Agroforestry is an approach to developing land where trees and bushes are integrated alongside agricultural yields and pastureland.

In spite of the fact that agroforestry has been practiced in different forms for millenia, it has considered freshly discovered prominence in recent years to be a method to increase the strength of agricultural land to climate change.

How Agroforestry Works

Agroforestry can assist with expanding the sustainability of agricultural land by making crops less helpless against specific vermin, sicknesses, or climatic changes. This is accomplished through factors like increased biodiversity and further developed soil stabilization.

For instance, by incorporating different tree species alongside agricultural yields, farmers can benefit from the effect of those trees' root networks on lessening soil erosion. This better soil quality can likewise reduce the risk of dry spell, by working on the retention and distribution of water all through the neighborhood ecosystem.

International Agroforestry

The practice of agroforestry has long been practiced in many parts of the world. In sub-Saharan Africa, for example, tall banana trees are much of the time planted alongside more modest oil palms which yield an important cooking oil. Farmers will likewise pair these trees plant lower-developing cassava and pineapple plants, to use the accessible ground while restricting the vanishing of dampness from the soil completely.

Trees and growth can likewise add to agricultural yields by giving other commodities like products of the soil. This thusly can increase the diversification of the agricultural land, making its farmers less defenseless against the sorts of wrecking nuisances and sicknesses that can influence enormous scope mono-crop agriculture. Agroforestry can likewise include different fauna, like deer, sheep, or swines which can additionally add to agricultural yields and sustainability.

In spite of its expected benefits, agroforestry requires seriously planning and progressing management as compared to less difficult land use systems. To find success, agroforestry must think about the assorted and now and again disconnected requirements of every part of the land base. For instance, while perhaps not appropriately managed, touching fauna could damage a tree's root system or rashly consume incipient harvests.

Real World Example of Agroforestry

In the United States, agroforestry remains somewhat remarkable as compared to different parts of the world. By the by, the practice has acquired greater consideration in recent years for of expanding the strength of agricultural land to climate change.

In 2011, the United States Department of Agriculture (USDA) proposed the Agroforestry Strategic Framework trying to create and advance agroforestry in the United States.

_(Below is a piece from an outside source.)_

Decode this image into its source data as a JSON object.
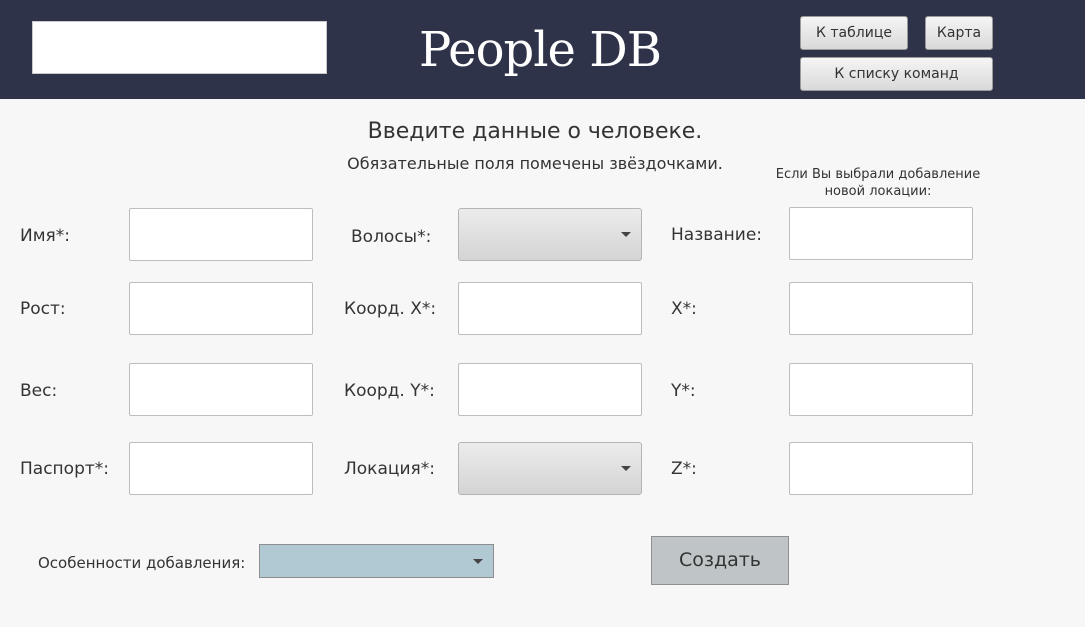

The program unites researchers, landowners and other USDA partners in applying research and technology to the practice of agroforestry.

Through this program, the USDA plans to accomplish different objectives, like forest protection, expanding the flourishing of rural networks, upgrading food security, and expanding the sustainability of domestic cultivating practices.

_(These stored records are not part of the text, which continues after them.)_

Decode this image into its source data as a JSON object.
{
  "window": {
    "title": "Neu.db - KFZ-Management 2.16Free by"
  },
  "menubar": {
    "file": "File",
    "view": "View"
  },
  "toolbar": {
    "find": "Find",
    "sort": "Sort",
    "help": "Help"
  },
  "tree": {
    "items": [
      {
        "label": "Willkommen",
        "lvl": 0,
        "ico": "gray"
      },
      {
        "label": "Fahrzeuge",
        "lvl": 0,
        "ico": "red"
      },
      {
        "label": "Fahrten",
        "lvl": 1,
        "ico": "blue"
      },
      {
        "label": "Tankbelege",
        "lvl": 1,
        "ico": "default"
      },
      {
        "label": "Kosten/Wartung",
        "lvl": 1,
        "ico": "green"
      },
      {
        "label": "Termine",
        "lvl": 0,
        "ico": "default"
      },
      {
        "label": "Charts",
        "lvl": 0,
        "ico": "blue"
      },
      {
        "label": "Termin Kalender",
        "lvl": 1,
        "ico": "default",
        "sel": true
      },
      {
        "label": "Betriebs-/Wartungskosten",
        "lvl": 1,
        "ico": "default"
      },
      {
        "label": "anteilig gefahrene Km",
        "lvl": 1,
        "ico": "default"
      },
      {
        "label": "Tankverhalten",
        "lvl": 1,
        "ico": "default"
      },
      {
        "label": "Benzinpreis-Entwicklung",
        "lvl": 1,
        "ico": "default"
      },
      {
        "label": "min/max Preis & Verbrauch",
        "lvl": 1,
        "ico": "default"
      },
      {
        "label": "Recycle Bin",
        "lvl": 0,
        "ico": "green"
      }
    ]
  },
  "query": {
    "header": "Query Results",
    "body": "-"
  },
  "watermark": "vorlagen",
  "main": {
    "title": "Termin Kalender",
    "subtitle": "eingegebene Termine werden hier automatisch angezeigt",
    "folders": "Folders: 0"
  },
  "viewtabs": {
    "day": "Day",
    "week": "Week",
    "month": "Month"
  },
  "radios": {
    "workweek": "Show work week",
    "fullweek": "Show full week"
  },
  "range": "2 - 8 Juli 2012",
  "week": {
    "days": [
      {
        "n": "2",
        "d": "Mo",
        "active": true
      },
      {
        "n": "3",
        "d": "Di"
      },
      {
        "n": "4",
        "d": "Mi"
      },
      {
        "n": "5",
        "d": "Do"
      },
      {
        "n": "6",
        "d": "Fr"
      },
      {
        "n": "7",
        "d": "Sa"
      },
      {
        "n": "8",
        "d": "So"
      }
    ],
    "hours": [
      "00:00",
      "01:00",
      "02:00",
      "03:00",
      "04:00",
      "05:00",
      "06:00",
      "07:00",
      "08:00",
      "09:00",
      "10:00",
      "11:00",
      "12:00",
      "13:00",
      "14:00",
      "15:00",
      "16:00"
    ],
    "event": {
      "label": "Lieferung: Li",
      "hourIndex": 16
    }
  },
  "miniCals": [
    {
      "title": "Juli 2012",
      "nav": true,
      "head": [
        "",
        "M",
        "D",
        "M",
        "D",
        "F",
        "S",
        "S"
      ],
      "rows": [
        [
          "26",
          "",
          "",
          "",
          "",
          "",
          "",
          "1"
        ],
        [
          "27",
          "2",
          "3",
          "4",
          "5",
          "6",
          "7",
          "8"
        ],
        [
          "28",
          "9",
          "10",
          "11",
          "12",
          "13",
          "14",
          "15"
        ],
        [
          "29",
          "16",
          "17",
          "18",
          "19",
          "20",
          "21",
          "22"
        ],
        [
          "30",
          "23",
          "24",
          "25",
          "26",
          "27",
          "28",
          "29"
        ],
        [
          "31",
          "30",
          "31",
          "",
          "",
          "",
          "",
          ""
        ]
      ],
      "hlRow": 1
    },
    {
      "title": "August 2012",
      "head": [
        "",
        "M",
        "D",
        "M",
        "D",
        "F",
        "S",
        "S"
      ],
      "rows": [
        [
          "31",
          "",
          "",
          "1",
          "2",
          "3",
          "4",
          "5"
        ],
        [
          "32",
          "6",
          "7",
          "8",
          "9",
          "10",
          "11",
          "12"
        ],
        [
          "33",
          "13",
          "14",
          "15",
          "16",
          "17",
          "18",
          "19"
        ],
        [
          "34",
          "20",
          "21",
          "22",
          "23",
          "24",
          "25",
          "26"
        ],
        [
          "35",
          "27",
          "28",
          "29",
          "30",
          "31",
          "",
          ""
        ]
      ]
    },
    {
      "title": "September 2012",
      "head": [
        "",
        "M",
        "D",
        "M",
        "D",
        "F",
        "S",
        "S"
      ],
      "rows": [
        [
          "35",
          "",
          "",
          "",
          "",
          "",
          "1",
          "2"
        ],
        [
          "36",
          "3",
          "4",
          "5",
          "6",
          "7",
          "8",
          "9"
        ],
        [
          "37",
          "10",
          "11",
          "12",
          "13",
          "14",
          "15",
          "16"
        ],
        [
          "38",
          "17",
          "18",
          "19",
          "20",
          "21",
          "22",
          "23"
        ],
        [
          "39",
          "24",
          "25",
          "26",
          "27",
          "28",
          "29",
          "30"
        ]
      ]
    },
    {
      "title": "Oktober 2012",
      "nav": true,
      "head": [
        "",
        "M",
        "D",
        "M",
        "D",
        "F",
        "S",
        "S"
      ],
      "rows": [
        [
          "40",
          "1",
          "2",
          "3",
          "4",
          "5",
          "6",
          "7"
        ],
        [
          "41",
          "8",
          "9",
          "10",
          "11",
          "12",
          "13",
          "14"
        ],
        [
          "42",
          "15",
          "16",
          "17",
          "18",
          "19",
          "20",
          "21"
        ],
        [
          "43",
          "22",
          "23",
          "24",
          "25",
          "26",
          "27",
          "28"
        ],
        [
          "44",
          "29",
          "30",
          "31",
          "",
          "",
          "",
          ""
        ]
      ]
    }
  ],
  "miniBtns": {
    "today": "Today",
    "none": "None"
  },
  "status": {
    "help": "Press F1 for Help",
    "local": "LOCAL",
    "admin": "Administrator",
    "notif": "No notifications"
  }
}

  • The practice has received increased consideration both domestically and abroad, as a method of climate change prevention and transformation.
  • It has long been practiced all through the world, however is somewhat unprecedented in the United States.
  • Agroforestry is the practice of blending different types of harvests, verdure, and fauna to increase agricultural yields and sustainability.